Dataset rows describing interfaces:
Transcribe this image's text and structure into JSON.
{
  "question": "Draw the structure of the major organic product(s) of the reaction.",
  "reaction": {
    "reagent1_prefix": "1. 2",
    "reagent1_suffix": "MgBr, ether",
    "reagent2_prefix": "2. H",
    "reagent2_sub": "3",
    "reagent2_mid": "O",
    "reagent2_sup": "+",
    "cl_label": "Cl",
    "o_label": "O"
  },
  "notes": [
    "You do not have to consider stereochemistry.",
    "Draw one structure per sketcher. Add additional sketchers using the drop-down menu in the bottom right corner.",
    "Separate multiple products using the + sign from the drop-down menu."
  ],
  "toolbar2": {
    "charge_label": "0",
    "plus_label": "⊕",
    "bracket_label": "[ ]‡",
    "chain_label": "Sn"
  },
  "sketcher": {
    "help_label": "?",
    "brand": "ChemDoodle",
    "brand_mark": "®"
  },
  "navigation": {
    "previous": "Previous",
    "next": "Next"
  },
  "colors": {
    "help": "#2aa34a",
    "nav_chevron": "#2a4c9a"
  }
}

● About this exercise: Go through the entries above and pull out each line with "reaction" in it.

● Answer space:
  "question": "Draw the structure of the major organic product(s) of the reaction.",
  "reaction": {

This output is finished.